REQUIRED WORK:
All the data must be output exactly as given.
↓↓↓
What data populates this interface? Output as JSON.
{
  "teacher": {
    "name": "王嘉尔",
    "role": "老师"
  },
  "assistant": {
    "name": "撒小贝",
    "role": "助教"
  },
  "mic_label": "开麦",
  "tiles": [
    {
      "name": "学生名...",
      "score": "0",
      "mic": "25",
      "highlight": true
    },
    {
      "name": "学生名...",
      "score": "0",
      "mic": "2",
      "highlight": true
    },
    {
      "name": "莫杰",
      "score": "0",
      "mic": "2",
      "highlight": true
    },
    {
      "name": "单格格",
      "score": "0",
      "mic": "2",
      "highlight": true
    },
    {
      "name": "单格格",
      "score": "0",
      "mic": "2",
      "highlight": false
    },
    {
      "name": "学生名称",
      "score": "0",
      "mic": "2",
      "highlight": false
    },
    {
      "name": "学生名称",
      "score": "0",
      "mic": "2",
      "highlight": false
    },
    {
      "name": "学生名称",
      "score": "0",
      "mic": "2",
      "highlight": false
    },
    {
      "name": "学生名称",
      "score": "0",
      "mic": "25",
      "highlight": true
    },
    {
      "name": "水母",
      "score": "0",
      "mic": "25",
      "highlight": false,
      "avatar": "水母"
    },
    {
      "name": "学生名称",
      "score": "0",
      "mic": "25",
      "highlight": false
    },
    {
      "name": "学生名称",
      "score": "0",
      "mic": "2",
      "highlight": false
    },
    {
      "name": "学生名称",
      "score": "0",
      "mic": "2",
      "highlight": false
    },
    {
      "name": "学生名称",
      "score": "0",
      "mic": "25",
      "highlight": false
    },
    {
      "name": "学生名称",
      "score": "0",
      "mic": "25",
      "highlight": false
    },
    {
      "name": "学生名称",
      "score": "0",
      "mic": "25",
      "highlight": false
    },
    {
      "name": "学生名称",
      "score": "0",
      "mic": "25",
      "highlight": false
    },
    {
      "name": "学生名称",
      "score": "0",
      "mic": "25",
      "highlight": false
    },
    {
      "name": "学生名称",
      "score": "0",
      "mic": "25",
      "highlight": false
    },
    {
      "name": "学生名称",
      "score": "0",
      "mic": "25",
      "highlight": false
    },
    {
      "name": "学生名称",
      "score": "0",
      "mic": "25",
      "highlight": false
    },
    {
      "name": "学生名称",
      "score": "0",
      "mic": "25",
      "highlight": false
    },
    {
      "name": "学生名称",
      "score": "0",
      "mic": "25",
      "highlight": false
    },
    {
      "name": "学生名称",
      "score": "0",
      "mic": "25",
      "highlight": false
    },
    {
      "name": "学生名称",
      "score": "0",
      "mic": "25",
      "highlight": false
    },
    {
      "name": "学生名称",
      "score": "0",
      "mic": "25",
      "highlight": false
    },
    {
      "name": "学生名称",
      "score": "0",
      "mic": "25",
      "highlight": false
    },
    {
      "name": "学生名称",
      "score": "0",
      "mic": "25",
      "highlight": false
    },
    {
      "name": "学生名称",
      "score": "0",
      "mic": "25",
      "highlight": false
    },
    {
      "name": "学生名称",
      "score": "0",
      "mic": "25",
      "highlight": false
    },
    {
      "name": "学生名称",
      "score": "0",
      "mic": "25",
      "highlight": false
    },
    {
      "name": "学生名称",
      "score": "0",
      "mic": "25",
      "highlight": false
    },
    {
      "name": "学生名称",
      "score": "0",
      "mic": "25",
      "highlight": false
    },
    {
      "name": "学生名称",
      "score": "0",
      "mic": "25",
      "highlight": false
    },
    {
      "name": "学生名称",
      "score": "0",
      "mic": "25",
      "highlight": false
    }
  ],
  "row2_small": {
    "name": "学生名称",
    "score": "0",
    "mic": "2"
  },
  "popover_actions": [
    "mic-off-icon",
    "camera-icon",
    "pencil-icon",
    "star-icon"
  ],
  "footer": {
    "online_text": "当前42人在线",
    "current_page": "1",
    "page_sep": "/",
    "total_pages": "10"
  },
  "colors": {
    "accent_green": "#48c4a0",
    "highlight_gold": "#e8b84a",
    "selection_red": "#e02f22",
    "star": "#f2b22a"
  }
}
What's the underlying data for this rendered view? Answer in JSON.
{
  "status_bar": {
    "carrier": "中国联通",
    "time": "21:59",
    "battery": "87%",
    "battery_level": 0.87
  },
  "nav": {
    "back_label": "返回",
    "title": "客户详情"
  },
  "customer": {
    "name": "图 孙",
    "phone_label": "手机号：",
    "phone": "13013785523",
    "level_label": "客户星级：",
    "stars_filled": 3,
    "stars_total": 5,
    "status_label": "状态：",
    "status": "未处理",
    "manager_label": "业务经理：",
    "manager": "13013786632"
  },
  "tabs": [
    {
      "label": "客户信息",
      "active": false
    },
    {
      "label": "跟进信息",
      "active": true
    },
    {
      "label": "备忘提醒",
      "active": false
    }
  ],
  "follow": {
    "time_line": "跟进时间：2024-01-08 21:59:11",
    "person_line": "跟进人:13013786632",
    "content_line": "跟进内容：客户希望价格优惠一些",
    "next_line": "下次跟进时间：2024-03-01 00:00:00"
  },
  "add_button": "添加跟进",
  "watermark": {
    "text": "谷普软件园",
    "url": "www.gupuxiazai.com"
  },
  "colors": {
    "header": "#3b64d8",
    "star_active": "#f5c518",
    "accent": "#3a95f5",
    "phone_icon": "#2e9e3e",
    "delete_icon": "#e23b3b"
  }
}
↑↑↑
RESULT BELOW:
What data populates this interface? Output as JSON.
{
  "teacher": {
    "name": "王嘉尔",
    "role": "老师"
  },
  "assistant": {
    "name": "撒小贝",
    "role": "助教"
  },
  "mic_label": "开麦",
  "tiles": [
    {
      "name": "学生名...",
      "score": "0",
      "mic": "25",
      "highlight": true
    },
    {
      "name": "学生名...",
      "score": "0",
      "mic": "2",
      "highlight": true
    },
    {
      "name": "莫杰",
      "score": "0",
      "mic": "2",
      "highlight": true
    },
    {
      "name": "单格格",
      "score": "0",
      "mic": "2",
      "highlight": true
    },
    {
      "name": "单格格",
      "score": "0",
      "mic": "2",
      "highlight": false
    },
    {
      "name": "学生名称",
      "score": "0",
      "mic": "2",
      "highlight": false
    },
    {
      "name": "学生名称",
      "score": "0",
      "mic": "2",
      "highlight": false
    },
    {
      "name": "学生名称",
      "score": "0",
      "mic": "2",
      "highlight": false
    },
    {
      "name": "学生名称",
      "score": "0",
      "mic": "25",
      "highlight": true
    },
    {
      "name": "水母",
      "score": "0",
      "mic": "25",
      "highlight": false,
      "avatar": "水母"
    },
    {
      "name": "学生名称",
      "score": "0",
      "mic": "25",
      "highlight": false
    },
    {
      "name": "学生名称",
      "score": "0",
      "mic": "2",
      "highlight": false
    },
    {
      "name": "学生名称",
      "score": "0",
      "mic": "2",
      "highlight": false
    },
    {
      "name": "学生名称",
      "score": "0",
      "mic": "25",
      "highlight": false
    },
    {
      "name": "学生名称",
      "score": "0",
      "mic": "25",
      "highlight": false
    },
    {
      "name": "学生名称",
      "score": "0",
      "mic": "25",
      "highlight": false
    },
    {
      "name": "学生名称",
      "score": "0",
      "mic": "25",
      "highlight": false
    },
    {
      "name": "学生名称",
      "score": "0",
      "mic": "25",
      "highlight": false
    },
    {
      "name": "学生名称",
      "score": "0",
      "mic": "25",
      "highlight": false
    },
    {
      "name": "学生名称",
      "score": "0",
      "mic": "25",
      "highlight": false
    },
    {
      "name": "学生名称",
      "score": "0",
      "mic": "25",
      "highlight": false
    },
    {
      "name": "学生名称",
      "score": "0",
      "mic": "25",
      "highlight": false
    },
    {
      "name": "学生名称",
      "score": "0",
      "mic": "25",
      "highlight": false
    },
    {
      "name": "学生名称",
      "score": "0",
      "mic": "25",
      "highlight": false
    },
    {
      "name": "学生名称",
      "score": "0",
      "mic": "25",
      "highlight": false
    },
    {
      "name": "学生名称",
      "score": "0",
      "mic": "25",
      "highlight": false
    },
    {
      "name": "学生名称",
      "score": "0",
      "mic": "25",
      "highlight": false
    },
    {
      "name": "学生名称",
      "score": "0",
      "mic": "25",
      "highlight": false
    },
    {
      "name": "学生名称",
      "score": "0",
      "mic": "25",
      "highlight": false
    },
    {
      "name": "学生名称",
      "score": "0",
      "mic": "25",
      "highlight": false
    },
    {
      "name": "学生名称",
      "score": "0",
      "mic": "25",
      "highlight": false
    },
    {
      "name": "学生名称",
      "score": "0",
      "mic": "25",
      "highlight": false
    },
    {
      "name": "学生名称",
      "score": "0",
      "mic": "25",
      "highlight": false
    },
    {
      "name": "学生名称",
      "score": "0",
      "mic": "25",
      "highlight": false
    },
    {
      "name": "学生名称",
      "score": "0",
      "mic": "25",
      "highlight": false
    }
  ],
  "row2_small": {
    "name": "学生名称",
    "score": "0",
    "mic": "2"
  },
  "popover_actions": [
    "mic-off-icon",
    "camera-icon",
    "pencil-icon",
    "star-icon"
  ],
  "footer": {
    "online_text": "当前42人在线",
    "current_page": "1",
    "page_sep": "/",
    "total_pages": "10"
  },
  "colors": {
    "accent_green": "#48c4a0",
    "highlight_gold": "#e8b84a",
    "selection_red": "#e02f22",
    "star": "#f2b22a"
  }
}
What's the underlying data for this rendered view? Answer in JSON.
{
  "status_bar": {
    "carrier": "中国联通",
    "time": "21:59",
    "battery": "87%",
    "battery_level": 0.87
  },
  "nav": {
    "back_label": "返回",
    "title": "客户详情"
  },
  "customer": {
    "name": "图 孙",
    "phone_label": "手机号：",
    "phone": "13013785523",
    "level_label": "客户星级：",
    "stars_filled": 3,
    "stars_total": 5,
    "status_label": "状态：",
    "status": "未处理",
    "manager_label": "业务经理：",
    "manager": "13013786632"
  },
  "tabs": [
    {
      "label": "客户信息",
      "active": false
    },
    {
      "label": "跟进信息",
      "active": true
    },
    {
      "label": "备忘提醒",
      "active": false
    }
  ],
  "follow": {
    "time_line": "跟进时间：2024-01-08 21:59:11",
    "person_line": "跟进人:13013786632",
    "content_line": "跟进内容：客户希望价格优惠一些",
    "next_line": "下次跟进时间：2024-03-01 00:00:00"
  },
  "add_button": "添加跟进",
  "watermark": {
    "text": "谷普软件园",
    "url": "www.gupuxiazai.com"
  },
  "colors": {
    "header": "#3b64d8",
    "star_active": "#f5c518",
    "accent": "#3a95f5",
    "phone_icon": "#2e9e3e",
    "delete_icon": "#e23b3b"
  }
}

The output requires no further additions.